With newly acquired information or knowledge, the curve shows that humans tend to halve their memory in a matter of days or weeks unless they consciously review the learned material. The speed of forgetting depends on a number of factors too, such as the difficulty of learned material, how meaningful it is, its representation, and physiological factors like stress and sleep.
Even though Ebbinghaus tried to eliminate meaning with his experiments, it was later determined that humans impose meaning even on nonsense syllables. For instance, the nonsense syllable PED (the first three letters of several common words) is actually less nonsensical than a syllable such as KOJ and others that differ in association value.
Having said that, the basal forgetting rate doesn’t differ much between individuals, whereas performance rates can be explained by mnemonic representation skills.
Theories associated with the forgetting curve
In addition to the forgetting curve, Ebbinghaus was the first person to describe the learning curve. Although he never used the term ‘learning curve,’ he presented diagrams of learning against trial number and noted that the store can decrease or even oscillate.
As you can probably guess, the learning curve refers to how fast an individual learns new information or knowledge. The sharpest increase occurs after the first piece of trying or teaching, but then gradually evens out. This means that less and less new information or knowledge is retained after each repetition. Just like the forgetting curve, the learning curve is exponential over time.
As a result of his discovery of the forgetting curve, Ebbinghaus also came up with the effects of “overlearning”. In general terms, this means that if an individual learns something more than is usually necessary to memorise it, they would effectively achieve overlearning. This can also mean that information or knowledge is more impervious to being lost or forgotten, making the forgetting curve much shallower.
The forgetting curve supports transience too, one of the seven kinds of memory failures that alludes to the process of forgetting over a period of time.
How to overcome the forgetting curve
While some aspects that contribute to the speed of forgetting cannot be changed, Ebbinghaus said basic training in mnemonic techniques could help overcome differences in performance. He asserted that the best methods for increasing memory strength were:
Better memory representation (e.g. mnemonic techniques) – Coming up with a song is perhaps the most commonly used mnemonic technique. An example of which is how children remember their ABCs. However, other types include names, expressions, models, odes, note organisation, images, connections, and spellings.
Repetition based on active recall (especially spaced repetition) – When reviewing learned information, spacing out sessions over time makes items easier to remember. This is achieved through spaced presentation rather than repeat studying in a short span of time, also known as massed presentation.
Ebbinghaus believed that each repetition in learning increases the optimum interval before the next repetition is needed and for near-perfect retention, initial repetitions may need to be made within days. However, later research suggested that higher original learning could also produce slower forgetting.
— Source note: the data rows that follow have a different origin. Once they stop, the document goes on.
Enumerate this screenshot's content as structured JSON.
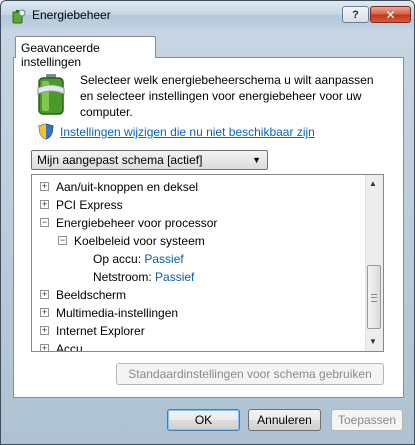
{
  "window": {
    "title": "Energiebeheer",
    "help_label": "?",
    "close_label": "✕"
  },
  "tab": {
    "label": "Geavanceerde instellingen"
  },
  "description": "Selecteer welk energiebeheerschema u wilt aanpassen en selecteer instellingen voor energiebeheer voor uw computer.",
  "link": {
    "label": "Instellingen wijzigen die nu niet beschikbaar zijn"
  },
  "scheme_select": {
    "value": "Mijn aangepast schema [actief]"
  },
  "tree": {
    "items": [
      {
        "label": "Aan/uit-knoppen en deksel",
        "expander": "+"
      },
      {
        "label": "PCI Express",
        "expander": "+"
      },
      {
        "label": "Energiebeheer voor processor",
        "expander": "−"
      },
      {
        "label": "Koelbeleid voor systeem",
        "expander": "−"
      },
      {
        "label": "Op accu:",
        "value": "Passief"
      },
      {
        "label": "Netstroom:",
        "value": "Passief"
      },
      {
        "label": "Beeldscherm",
        "expander": "+"
      },
      {
        "label": "Multimedia-instellingen",
        "expander": "+"
      },
      {
        "label": "Internet Explorer",
        "expander": "+"
      },
      {
        "label": "Accu",
        "expander": "+"
      }
    ]
  },
  "restore_defaults_label": "Standaardinstellingen voor schema gebruiken",
  "buttons": {
    "ok": "OK",
    "cancel": "Annuleren",
    "apply": "Toepassen"
  },
  "colors": {
    "link": "#0066cc",
    "value": "#0060b6",
    "close_button": "#c3381e"
  }
}
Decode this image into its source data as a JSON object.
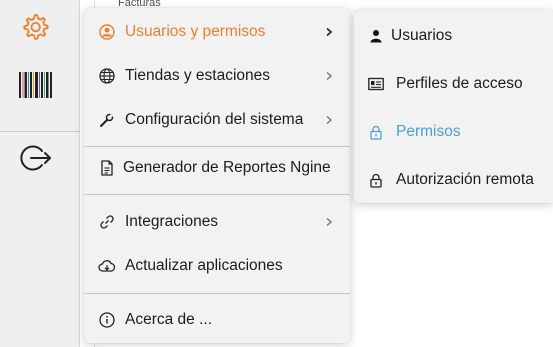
{
  "background": {
    "tab_label": "Facturas"
  },
  "colors": {
    "accent": "#f07d2b",
    "hover": "#4a9fd8",
    "menu_bg": "#f2f2f2",
    "rail_bg": "#efefef"
  },
  "rail": {
    "items": [
      {
        "icon": "gear-icon",
        "active": true
      },
      {
        "icon": "barcode-icon",
        "active": false
      },
      {
        "icon": "logout-icon",
        "active": false
      }
    ]
  },
  "menu": {
    "items": [
      {
        "label": "Usuarios y permisos",
        "icon": "user-circle-icon",
        "has_submenu": true,
        "active": true
      },
      {
        "label": "Tiendas y estaciones",
        "icon": "globe-icon",
        "has_submenu": true
      },
      {
        "label": "Configuración del sistema",
        "icon": "wrench-icon",
        "has_submenu": true
      },
      {
        "label": "Generador de Reportes Ngine",
        "icon": "document-icon",
        "has_submenu": false
      },
      {
        "label": "Integraciones",
        "icon": "link-icon",
        "has_submenu": true
      },
      {
        "label": "Actualizar aplicaciones",
        "icon": "cloud-download-icon",
        "has_submenu": false
      },
      {
        "label": "Acerca de ...",
        "icon": "info-icon",
        "has_submenu": false
      }
    ]
  },
  "submenu": {
    "items": [
      {
        "label": "Usuarios",
        "icon": "user-icon"
      },
      {
        "label": "Perfiles de acceso",
        "icon": "id-card-icon"
      },
      {
        "label": "Permisos",
        "icon": "lock-icon",
        "hover": true
      },
      {
        "label": "Autorización remota",
        "icon": "lock-icon"
      }
    ]
  }
}
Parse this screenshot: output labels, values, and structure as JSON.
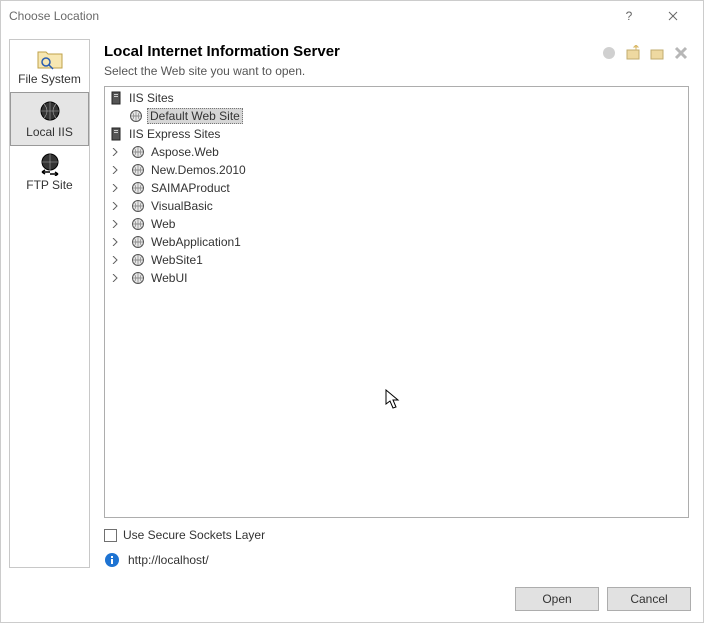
{
  "window": {
    "title": "Choose Location"
  },
  "sidebar": {
    "items": [
      {
        "label": "File System",
        "icon": "folder-search"
      },
      {
        "label": "Local IIS",
        "icon": "globe-arrows"
      },
      {
        "label": "FTP Site",
        "icon": "globe-ftp"
      }
    ],
    "selected_index": 1
  },
  "pane": {
    "title": "Local Internet Information Server",
    "subtitle": "Select the Web site you want to open."
  },
  "tree": {
    "root1_label": "IIS Sites",
    "default_site_label": "Default Web Site",
    "root2_label": "IIS Express Sites",
    "express_sites": [
      "Aspose.Web",
      "New.Demos.2010",
      "SAIMAProduct",
      "VisualBasic",
      "Web",
      "WebApplication1",
      "WebSite1",
      "WebUI"
    ]
  },
  "ssl": {
    "label": "Use Secure Sockets Layer",
    "checked": false
  },
  "url": "http://localhost/",
  "buttons": {
    "open": "Open",
    "cancel": "Cancel"
  }
}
What’s more, some memories remain free from the effects of interference and don’t always follow the typical forgetting curve. For this reason, there is debate among supporters of Ebbinghaus about the shape of the curve for events and facts significant to the subject.
Memories of shocking events like the Kennedy Assassination or 9/11 are vividly imprinted in memory according to the flashbulb theory, while considerable variations in written recollections are possible when memory incorporates after-acquired information.
But when it comes to purposefully learning information or acquiring new knowledge, Ebbinghaus and his forgetting curve theory promote positive outcomes through better memory representation and repetition based on active recall.